Guest Post: Take A Step Back And Look At The Macro Picture

Tyler Durden's picture

From Maurice Pomery of Strategic Alpha

Take A Step Back And Look At The Macro Picture

Good Afternoon/ Good Morning America..I have decided to take a step back whilst all are so concerned with the short-term headlines and take a look at the macro picture developing. Many are questioning risk positions but as you will read below the risks remain extremely elevated and policy mistakes look more likely than ever. Currencies may just be losing their store of value and precious metals may have to take up the slack!!!! See below...

Keep the Faith....

Let’s take a step back and look at the macro picture that is developing across the globe:

In my humble opinion the global economy is facing one of the toughest times it has seen in decades and the inter-connectivity of the “global village” will actually exacerbate the problems the developed world faces. The idea that the emerging world can de-couple and save the world is quite ludicrous when they rely so heavily on exporting to the developed nations. The demand drought that is coming from the consuming, developed world is only part of the problem. The perfect storm is still building out there and the consumer is the key. Global growth expectations seem far too optimistic in my view!

The problem is that to make austerity measures work, the governments need the consumer to be strong not weak and they certainly do not need them to start deleveraging and refusing or reducing credit. This however, is exactly what austerity brings. A lack of confidence amidst rising unemployment and a reduction in benefits, coupled with falling housing prices and to some considerable extent, a loss of faith in government, does not fill consumers with an appetite for more risk. In fact the opposite is the case. Consumer confidence tells us that deleveraging will increase very soon.

However the problem does not only lie with the consumer, the banks and to some extent many sovereign nations are in deep trouble as well. What a cocktail. Economists always look back and suggest ways out of this and the Keynesian believers seem to think history can help them.

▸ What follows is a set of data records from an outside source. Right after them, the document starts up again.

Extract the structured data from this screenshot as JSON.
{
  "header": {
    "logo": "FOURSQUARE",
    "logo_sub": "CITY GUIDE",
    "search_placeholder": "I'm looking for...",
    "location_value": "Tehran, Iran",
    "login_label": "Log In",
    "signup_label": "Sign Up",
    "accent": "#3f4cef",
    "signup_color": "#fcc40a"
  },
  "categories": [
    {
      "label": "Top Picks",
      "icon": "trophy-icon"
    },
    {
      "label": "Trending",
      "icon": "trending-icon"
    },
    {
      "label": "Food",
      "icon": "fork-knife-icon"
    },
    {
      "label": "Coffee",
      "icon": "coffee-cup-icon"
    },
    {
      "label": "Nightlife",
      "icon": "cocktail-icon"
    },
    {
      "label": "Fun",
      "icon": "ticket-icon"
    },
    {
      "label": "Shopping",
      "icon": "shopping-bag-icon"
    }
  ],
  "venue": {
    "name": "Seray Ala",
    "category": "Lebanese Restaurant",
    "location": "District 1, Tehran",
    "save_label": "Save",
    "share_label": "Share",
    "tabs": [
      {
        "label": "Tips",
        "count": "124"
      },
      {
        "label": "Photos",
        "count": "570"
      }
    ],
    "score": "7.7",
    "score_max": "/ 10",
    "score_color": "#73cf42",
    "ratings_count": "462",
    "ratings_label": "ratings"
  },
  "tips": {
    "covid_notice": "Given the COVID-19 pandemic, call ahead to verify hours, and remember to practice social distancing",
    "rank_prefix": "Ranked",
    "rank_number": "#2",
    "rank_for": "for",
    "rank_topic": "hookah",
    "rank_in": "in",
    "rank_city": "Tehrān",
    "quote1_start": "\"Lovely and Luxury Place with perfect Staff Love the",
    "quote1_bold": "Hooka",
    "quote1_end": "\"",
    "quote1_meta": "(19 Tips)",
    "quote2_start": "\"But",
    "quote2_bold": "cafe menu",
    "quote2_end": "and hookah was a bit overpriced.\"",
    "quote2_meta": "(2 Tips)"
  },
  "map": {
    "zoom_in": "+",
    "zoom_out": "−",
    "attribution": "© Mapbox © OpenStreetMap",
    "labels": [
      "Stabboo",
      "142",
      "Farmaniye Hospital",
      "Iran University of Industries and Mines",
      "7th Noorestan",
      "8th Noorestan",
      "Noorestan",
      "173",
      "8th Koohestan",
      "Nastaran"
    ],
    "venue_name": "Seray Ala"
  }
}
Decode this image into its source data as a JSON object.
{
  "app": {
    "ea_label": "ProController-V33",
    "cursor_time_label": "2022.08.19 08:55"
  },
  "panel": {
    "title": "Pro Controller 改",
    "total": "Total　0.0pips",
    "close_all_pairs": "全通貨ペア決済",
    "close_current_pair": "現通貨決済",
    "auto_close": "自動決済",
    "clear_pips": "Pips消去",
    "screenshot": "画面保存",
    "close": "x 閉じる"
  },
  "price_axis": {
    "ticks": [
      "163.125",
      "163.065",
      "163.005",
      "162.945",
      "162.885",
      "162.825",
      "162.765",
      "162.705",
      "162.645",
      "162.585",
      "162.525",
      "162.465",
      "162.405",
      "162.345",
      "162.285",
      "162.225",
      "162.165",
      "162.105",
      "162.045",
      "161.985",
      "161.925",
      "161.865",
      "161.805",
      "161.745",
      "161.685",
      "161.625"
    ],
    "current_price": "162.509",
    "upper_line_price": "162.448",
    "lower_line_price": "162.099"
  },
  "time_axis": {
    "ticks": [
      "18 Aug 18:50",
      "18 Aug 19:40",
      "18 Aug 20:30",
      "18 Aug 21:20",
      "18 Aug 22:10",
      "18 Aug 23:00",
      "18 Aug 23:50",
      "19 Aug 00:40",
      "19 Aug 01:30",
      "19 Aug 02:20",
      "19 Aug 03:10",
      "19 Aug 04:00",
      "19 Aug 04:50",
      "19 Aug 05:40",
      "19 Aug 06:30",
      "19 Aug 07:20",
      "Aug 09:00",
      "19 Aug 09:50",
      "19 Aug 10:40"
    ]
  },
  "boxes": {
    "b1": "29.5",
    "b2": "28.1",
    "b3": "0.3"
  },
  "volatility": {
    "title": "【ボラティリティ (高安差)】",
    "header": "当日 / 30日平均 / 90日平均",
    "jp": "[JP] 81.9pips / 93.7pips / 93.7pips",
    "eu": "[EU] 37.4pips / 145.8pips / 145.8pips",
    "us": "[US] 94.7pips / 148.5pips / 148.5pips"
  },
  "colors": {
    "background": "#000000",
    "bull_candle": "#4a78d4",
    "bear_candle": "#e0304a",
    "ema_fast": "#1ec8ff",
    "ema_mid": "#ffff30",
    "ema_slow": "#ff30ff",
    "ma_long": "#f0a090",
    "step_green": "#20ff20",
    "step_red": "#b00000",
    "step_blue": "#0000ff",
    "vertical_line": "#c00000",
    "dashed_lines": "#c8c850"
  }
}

I am afraid this time is different as I am not sure we have seen anything of this nature before (maybe 1929-1933) and the central banks are run by academics and economists who use models which simply do not have the scope to predict what is potentially coming, as evidenced by their disgraceful predictions based on little more than hope than knowledge recently in my view. The models at all the central banks have been proven yet again to be useless along with many economists, in predicting slowdowns, financial crisis or recessions! Unfortunately the models are designed by the economists and this needs to change quickly.

Bank regulation was seen to be needed urgently after the sub-prime issue but at the first signs of stress the calls for a softening ring out, so it looks like a return to moral hazard. The question is do some of the banks need to fail to keep the system alive? For sure the system is broken and the pain would be deep but this cannot go on in its current state. Treasury yields are at their lowest for 60 years for goodness sake and the Fed is expected to reduce yields further at the longer end! What if that does not work and to be honest a slight shaving of long-term rates will do nothing to change sentiment when a collapse in prices has failed to trigger any bargain hunting at all! Developed world rates are headed for Japanese type levels and it is clear that they have far from helped Japan! It is not all about low interest rates Ben!

To amplify this, taking a step back, we are looking at potential Nations defaulting, plus augmenting further austerity measures to try and reduce debt (which will stifle any growth for years to come), the spiral of banks coming close to nationalisation across the developed world, consumer deleveraging, rising unemployment, falling house prices and a rising loss of faith with government along with discontent and civil unrest. Why on earth would you sell gold when the outlets for safe havens are being radically reduced since the SNB move and the threat from Japan to intervene? Plus the fact that currencies offer less in the form of stores of value also. A massive shift from currency investment to precious metals could take place.

Currency wars will exacerbate this and whilst the SNB move is from a small nation, what happens if one of the big boys like Japan join in? Carnage basically and trade wars and border issues will ignite and G20 could implode. Just what the world is ill-prepared for but it looks like it is brewing. Civil unrest and regime changes around the world will add to the soup.

The stimuli we have seen are the effect not the cause both in the US and Europe and we need to get back to basics and solve these issues at their roots. However they do not look like they are helping much. For sure QE1 may have stopped a depression for a while but it may have only delayed it. What worries me is what the end game is for the Fed? If they are solely looking to save the banks then the US economy is in deeper trouble than I thought. He needs to get out into the real world and then he would realise how futile creating a “wealth effect” is in reality. Higher taxes will surely come with austerity measures and the US is already far behind the curve for reducing debt. Consumers will save and deleverage for sure and the fight, if ever we see it, against the deficits will come at a price and that will be higher unemployment and slower growth! Bond markets are beginning to price this but the Dollar is another matter. Will the US finally admit and use the Dollar as a monetary tool. I think at some point they will, especially if the currency wars spread. However until then the Dollar will be forced higher by other nations. If it affects US policy, which it will at some point, then the US may turn very insular and return the idea that the Dollar is their currency but your problem. (John Connally. US Treasury Secretary 1971). On that day all bets are off.